> _Interface dataset entries_
↓

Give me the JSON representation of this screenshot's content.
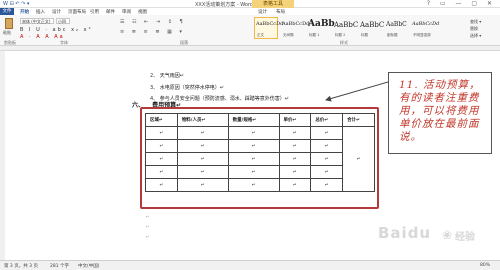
{
  "titlebar": {
    "quick_access": "W ⊟ ↶ ↷ ▾",
    "title": "XXX活动策划方案 - Word",
    "tool_tab": "表格工具",
    "window_controls": "? ▭ — ▢ ✕"
  },
  "tabs": [
    {
      "label": "文件"
    },
    {
      "label": "开始"
    },
    {
      "label": "插入"
    },
    {
      "label": "设计"
    },
    {
      "label": "页面布局"
    },
    {
      "label": "引用"
    },
    {
      "label": "邮件"
    },
    {
      "label": "审阅"
    },
    {
      "label": "视图"
    },
    {
      "label": "设计"
    },
    {
      "label": "布局"
    }
  ],
  "ribbon": {
    "paste_label": "粘贴",
    "font_name": "宋体 (中文正文)",
    "font_size": "小四",
    "format_row1": "B I U · abc x₂ x²",
    "format_row2": "A · A A Aa",
    "groups": [
      "剪贴板",
      "字体",
      "段落",
      "样式"
    ],
    "styles": [
      {
        "sample": "AaBbCcDd",
        "name": "正文",
        "size": "5px"
      },
      {
        "sample": "AaBbCcDd",
        "name": "无间隔",
        "size": "5px"
      },
      {
        "sample": "AaBb",
        "name": "标题 1",
        "size": "9px"
      },
      {
        "sample": "AaBbC",
        "name": "标题 2",
        "size": "7px"
      },
      {
        "sample": "AaBbC",
        "name": "标题",
        "size": "7px"
      },
      {
        "sample": "AaBbC",
        "name": "副标题",
        "size": "6px"
      },
      {
        "sample": "AaBbCcDd",
        "name": "不明显强调",
        "size": "5px"
      }
    ],
    "side": [
      "查找 ▾",
      "替换",
      "选择 ▾"
    ]
  },
  "document": {
    "lines": [
      {
        "num": "2、",
        "text": "天气雨因↵"
      },
      {
        "num": "3、",
        "text": "水电原因（突然停水停电）↵"
      },
      {
        "num": "4、",
        "text": "参与人员安全问题（预防流感、溺水、踩踏等意外伤害）↵"
      }
    ],
    "section_num": "六、",
    "section_title": "费用预算↵",
    "table_headers": [
      "区域↵",
      "物料/人员↵",
      "数量/规格↵",
      "单价↵",
      "总价↵",
      "合计↵"
    ],
    "cell_mark": "↵",
    "paragraph_marks": [
      "↵",
      "↵",
      "↵"
    ]
  },
  "annotation": {
    "text": "11. 活动预算，有的读者注重费用，可以将费用单价放在最前面说。"
  },
  "status": {
    "page": "第 3 页，共 3 页",
    "words": "281 个字",
    "lang": "中文(中国)",
    "zoom": "80%"
  },
  "watermark": {
    "brand": "Baidu",
    "sub": "经验"
  },
  "colors": {
    "accent": "#2b579a",
    "highlight_box": "#b23a3a",
    "annotation_text": "#c2392b"
  }
}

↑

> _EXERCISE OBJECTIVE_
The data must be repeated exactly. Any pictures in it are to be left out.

> _WORKED SOLUTION_
Give me the JSON representation of this screenshot's content.
{
  "titlebar": {
    "quick_access": "W ⊟ ↶ ↷ ▾",
    "title": "XXX活动策划方案 - Word",
    "tool_tab": "表格工具",
    "window_controls": "? ▭ — ▢ ✕"
  },
  "tabs": [
    {
      "label": "文件"
    },
    {
      "label": "开始"
    },
    {
      "label": "插入"
    },
    {
      "label": "设计"
    },
    {
      "label": "页面布局"
    },
    {
      "label": "引用"
    },
    {
      "label": "邮件"
    },
    {
      "label": "审阅"
    },
    {
      "label": "视图"
    },
    {
      "label": "设计"
    },
    {
      "label": "布局"
    }
  ],
  "ribbon": {
    "paste_label": "粘贴",
    "font_name": "宋体 (中文正文)",
    "font_size": "小四",
    "format_row1": "B I U · abc x₂ x²",
    "format_row2": "A · A A Aa",
    "groups": [
      "剪贴板",
      "字体",
      "段落",
      "样式"
    ],
    "styles": [
      {
        "sample": "AaBbCcDd",
        "name": "正文",
        "size": "5px"
      },
      {
        "sample": "AaBbCcDd",
        "name": "无间隔",
        "size": "5px"
      },
      {
        "sample": "AaBb",
        "name": "标题 1",
        "size": "9px"
      },
      {
        "sample": "AaBbC",
        "name": "标题 2",
        "size": "7px"
      },
      {
        "sample": "AaBbC",
        "name": "标题",
        "size": "7px"
      },
      {
        "sample": "AaBbC",
        "name": "副标题",
        "size": "6px"
      },
      {
        "sample": "AaBbCcDd",
        "name": "不明显强调",
        "size": "5px"
      }
    ],
    "side": [
      "查找 ▾",
      "替换",
      "选择 ▾"
    ]
  },
  "document": {
    "lines": [
      {
        "num": "2、",
        "text": "天气雨因↵"
      },
      {
        "num": "3、",
        "text": "水电原因（突然停水停电）↵"
      },
      {
        "num": "4、",
        "text": "参与人员安全问题（预防流感、溺水、踩踏等意外伤害）↵"
      }
    ],
    "section_num": "六、",
    "section_title": "费用预算↵",
    "table_headers": [
      "区域↵",
      "物料/人员↵",
      "数量/规格↵",
      "单价↵",
      "总价↵",
      "合计↵"
    ],
    "cell_mark": "↵",
    "paragraph_marks": [
      "↵",
      "↵",
      "↵"
    ]
  },
  "annotation": {
    "text": "11. 活动预算，有的读者注重费用，可以将费用单价放在最前面说。"
  },
  "status": {
    "page": "第 3 页，共 3 页",
    "words": "281 个字",
    "lang": "中文(中国)",
    "zoom": "80%"
  },
  "watermark": {
    "brand": "Baidu",
    "sub": "经验"
  },
  "colors": {
    "accent": "#2b579a",
    "highlight_box": "#b23a3a",
    "annotation_text": "#c2392b"
  }
}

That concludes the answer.